With the exception of your menu, your restaurant’s website might be the most important marketing vehicle you have. It represents a platform from which you will launch many of your marketing efforts. Plenty of potential diners will want to visit your website before deciding to try your restaurant, so if you don’t have a restaurant website, it’s time to get going.
It’s never been easier to build a restaurant website
Today, building a great website is easier than ever. What used to be an arduous, complex task is now simple enough for anyone to do. Here are some important tips to help guide you through the process.
Tip No. 1. Choose a great domain.
Selecting an appropriate domain name for your restaurant is a vital step.
As your business’s address on the web, it’s important to include the name of your restaurant in your domain name.
For example, if your restaurant’s name is Tony’s Pizza, then selecting TonysPizza.com would be a good choice. If the domain you want is already taken, another option — which might also improve your local search ranking — is to include your geographic location — for example, TonysPizzaDallas.com.
Editor’s note: Be sure to check out the new geographic domain name extensions — such as .quebec.
Tip No. 2. Choose a clean design.
When it comes to your restaurant website, sometimes less is more. While it’s tempting to be really creative with color, it is often better to use neutral colors on the primary parts of the website, such as the background. Vibrant colors can be a bit distracting to website visitors and could make it difficult for them to find the information they are looking for.
Even if your brand has a colorful creative platform, it’s not always necessary to let that dictate your website design. Neutral backgrounds and clean design allow important information such as your menu, location and phone number to stand out and be easily found on your site.
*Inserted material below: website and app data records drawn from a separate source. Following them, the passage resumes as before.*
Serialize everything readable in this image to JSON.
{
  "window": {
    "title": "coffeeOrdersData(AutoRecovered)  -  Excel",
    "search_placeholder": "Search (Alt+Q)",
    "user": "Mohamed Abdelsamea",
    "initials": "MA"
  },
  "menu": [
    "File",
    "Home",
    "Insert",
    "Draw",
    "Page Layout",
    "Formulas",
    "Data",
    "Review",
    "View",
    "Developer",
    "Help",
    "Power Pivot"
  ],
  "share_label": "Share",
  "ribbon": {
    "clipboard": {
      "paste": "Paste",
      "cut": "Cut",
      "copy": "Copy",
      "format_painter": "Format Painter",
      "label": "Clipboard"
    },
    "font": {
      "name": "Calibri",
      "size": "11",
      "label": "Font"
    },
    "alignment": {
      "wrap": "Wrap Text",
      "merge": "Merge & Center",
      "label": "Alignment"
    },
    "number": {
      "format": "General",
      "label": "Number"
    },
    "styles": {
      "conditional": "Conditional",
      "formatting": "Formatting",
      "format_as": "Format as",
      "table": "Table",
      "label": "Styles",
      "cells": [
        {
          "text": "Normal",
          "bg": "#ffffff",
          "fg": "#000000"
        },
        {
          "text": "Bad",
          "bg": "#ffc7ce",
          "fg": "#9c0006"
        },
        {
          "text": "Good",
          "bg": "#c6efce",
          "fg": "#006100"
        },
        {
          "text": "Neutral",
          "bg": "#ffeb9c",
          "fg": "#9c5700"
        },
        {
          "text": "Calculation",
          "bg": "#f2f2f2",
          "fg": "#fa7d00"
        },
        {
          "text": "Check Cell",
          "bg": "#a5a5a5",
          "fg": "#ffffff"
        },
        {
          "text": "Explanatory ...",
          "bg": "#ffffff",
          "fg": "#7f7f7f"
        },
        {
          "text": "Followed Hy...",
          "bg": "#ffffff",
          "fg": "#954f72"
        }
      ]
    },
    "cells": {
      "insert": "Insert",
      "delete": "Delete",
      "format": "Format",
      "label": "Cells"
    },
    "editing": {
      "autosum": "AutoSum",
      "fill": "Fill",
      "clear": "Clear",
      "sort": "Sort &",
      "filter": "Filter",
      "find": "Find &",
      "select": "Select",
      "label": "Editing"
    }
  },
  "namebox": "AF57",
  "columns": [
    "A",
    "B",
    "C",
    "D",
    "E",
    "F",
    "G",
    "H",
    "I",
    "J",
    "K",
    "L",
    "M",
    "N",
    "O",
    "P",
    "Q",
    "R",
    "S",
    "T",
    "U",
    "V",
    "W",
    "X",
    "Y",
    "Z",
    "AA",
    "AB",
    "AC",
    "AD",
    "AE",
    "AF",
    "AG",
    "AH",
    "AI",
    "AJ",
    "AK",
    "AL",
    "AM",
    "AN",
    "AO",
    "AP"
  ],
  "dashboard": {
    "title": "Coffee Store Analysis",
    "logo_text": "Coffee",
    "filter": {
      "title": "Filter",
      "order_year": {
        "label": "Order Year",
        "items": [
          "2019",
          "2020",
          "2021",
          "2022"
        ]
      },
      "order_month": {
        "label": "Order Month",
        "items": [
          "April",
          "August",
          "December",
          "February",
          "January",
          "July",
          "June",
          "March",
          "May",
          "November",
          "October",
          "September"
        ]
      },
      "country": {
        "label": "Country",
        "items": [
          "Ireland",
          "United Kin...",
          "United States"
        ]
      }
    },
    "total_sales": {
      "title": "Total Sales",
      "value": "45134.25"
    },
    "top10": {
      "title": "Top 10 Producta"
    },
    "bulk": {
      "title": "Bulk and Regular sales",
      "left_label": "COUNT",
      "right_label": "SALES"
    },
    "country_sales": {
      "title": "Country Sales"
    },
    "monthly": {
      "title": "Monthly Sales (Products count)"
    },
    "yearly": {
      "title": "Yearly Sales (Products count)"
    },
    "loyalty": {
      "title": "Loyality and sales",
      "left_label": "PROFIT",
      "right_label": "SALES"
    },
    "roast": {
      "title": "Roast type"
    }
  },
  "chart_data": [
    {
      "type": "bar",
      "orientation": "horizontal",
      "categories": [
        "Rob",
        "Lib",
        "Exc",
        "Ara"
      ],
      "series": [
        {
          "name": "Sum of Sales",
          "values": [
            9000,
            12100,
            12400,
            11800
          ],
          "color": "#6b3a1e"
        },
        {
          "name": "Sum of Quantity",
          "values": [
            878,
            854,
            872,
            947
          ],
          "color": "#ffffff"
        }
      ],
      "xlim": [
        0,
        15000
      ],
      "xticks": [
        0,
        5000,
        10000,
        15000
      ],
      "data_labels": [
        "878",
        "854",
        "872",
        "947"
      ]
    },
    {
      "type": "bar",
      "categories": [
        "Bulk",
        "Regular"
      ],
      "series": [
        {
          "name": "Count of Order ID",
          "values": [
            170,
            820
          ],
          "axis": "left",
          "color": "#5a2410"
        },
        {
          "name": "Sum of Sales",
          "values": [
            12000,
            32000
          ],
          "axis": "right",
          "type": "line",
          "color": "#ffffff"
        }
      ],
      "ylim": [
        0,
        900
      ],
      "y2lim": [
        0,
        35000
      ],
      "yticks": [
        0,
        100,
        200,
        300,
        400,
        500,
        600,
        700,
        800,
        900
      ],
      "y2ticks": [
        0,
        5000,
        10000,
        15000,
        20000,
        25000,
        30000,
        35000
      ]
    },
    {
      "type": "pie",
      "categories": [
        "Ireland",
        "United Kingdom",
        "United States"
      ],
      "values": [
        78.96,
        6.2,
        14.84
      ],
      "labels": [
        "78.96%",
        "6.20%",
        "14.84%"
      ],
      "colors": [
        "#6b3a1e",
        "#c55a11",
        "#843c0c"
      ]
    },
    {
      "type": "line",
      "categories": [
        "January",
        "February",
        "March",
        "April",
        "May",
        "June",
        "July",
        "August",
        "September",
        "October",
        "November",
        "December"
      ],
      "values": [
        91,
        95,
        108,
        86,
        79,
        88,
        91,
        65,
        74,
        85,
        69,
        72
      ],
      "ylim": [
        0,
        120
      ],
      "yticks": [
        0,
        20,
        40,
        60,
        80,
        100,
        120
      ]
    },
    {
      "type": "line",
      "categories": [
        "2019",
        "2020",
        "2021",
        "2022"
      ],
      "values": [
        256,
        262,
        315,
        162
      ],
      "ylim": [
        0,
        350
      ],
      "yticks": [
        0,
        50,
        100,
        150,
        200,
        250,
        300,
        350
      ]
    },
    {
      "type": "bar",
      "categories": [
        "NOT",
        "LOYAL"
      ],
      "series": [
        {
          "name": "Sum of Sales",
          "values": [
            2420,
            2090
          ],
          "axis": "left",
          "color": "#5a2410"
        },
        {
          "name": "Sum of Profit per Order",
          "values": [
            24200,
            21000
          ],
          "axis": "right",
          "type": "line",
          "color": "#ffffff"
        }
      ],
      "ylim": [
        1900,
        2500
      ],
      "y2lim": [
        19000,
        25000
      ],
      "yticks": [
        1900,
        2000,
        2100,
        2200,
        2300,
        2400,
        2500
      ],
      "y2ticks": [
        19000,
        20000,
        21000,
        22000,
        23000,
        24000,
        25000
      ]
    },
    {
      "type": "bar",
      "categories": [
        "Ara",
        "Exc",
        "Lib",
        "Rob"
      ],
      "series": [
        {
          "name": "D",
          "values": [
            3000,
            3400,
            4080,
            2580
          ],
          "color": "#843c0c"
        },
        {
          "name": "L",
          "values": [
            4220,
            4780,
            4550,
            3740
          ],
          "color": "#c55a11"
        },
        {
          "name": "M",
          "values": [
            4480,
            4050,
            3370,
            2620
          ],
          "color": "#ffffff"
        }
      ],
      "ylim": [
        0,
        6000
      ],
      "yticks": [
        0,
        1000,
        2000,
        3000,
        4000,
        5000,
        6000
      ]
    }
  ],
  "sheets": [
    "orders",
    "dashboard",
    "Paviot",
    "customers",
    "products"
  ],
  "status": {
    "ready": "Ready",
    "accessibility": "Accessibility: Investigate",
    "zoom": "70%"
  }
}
If you use images on your website, it’s important to follow some simple guidelines to ensure a positive user experience:
- Format images to the proper size.
- Be selective with your images and use them sparingly. Too many images will slow down the speed of your site and make for a frustrating visitor experience.
- Use high-quality images. You’re selling your products on a restaurant website, so it might be a smart investment to pay for professional photography.
- Use image file names that include keywords. Including key search words in your image file names will improve your restaurant website’s search engine results.
Having music that launches automatically on your site is not recommended. Generally, visitors will find it annoying — especially if it is difficult to turn off (grrrr). Videos, however, make for great content. The key here is keeping them short and engaging. You’ll lose your audience with anything longer than about 30 seconds.
Tip No. 3. Give visitors what they want in a restaurant website.
The majority of those visiting your restaurant website will be looking for specific information. Generally, they want to know what’s on your menu, where you are located, your hours of operation, your phone number, and any special events your restaurant is hosting.
Display this information prominently on the home page of your restaurant website. By focusing on what your user wants, you enhance their experience.
Again, visitors are looking for a defined set of information and might be annoyed, for example, if they hope to stop in for an early lunch but are unable to find your hours of operation. Jim ’n Nick’s Bar-B-Q is a great example of giving searchers what they are looking for and displaying it prominently on the landing page.
Tip No. 4. Showcase your brand.
Creating a clean and simple design doesn’t mean you have to sacrifice creativity and style. Taking key elements of your brand and showcasing them is an important goal.
Remember, your restaurant website might be the first experience a potential customer has with your restaurant, so it’s important that your brand shines through.
A great example of a restaurant website that keeps brand consistency while maintaining a clean and simple design is Dick’s Last Resort. Known for its quirky, offbeat brand elements, Dick’s has done a good job of proving that you don’t have to clutter your brand messaging by going overboard with design.
Creating a clean design will allow you to merchandise your promotions, events and brand messages in a way that makes them easy for your visitors to digest. If you are a restaurant that takes reservations, providing a link to a service such as Open Table in an easy-to-find place will create yet another way for customers to reach you.
Tip No. 5. Go mobile.
Having a website that displays well on a mobile device is one of the most important elements for a restaurant website. Without a doubt, most people visiting your site will be accessing you on a mobile device.
Mobile searches surpassed desktop searches in early 2015; this is critical for restaurants. These days consumers are making their restaurant decisions on the fly, and it is estimated that the majority of searchers landing on a non-mobile-enabled site from a smartphone will bounce off the site very quickly.
Mobile-enabled websites have what is referred to as a “thumb-friendly” layout, which means users can navigate and click on important parts of the site with ease using their thumb. Today, fortunately, mobile websites are easily attainable as most website builders offer responsive design, allowing restaurants to create websites that are consistent with the needs of their potential customers.
Ready to get started?
Creating an excellent website for your restaurant doesn’t have to be a difficult or intimidating process. Following some simple guidelines will put you on the path to creating a website that creates a great experience for your potential customers and increases brand awareness and drives sales. Just make sure your customer’s experience online is just as satisfying as the one you strive to provide in your restaurant every day.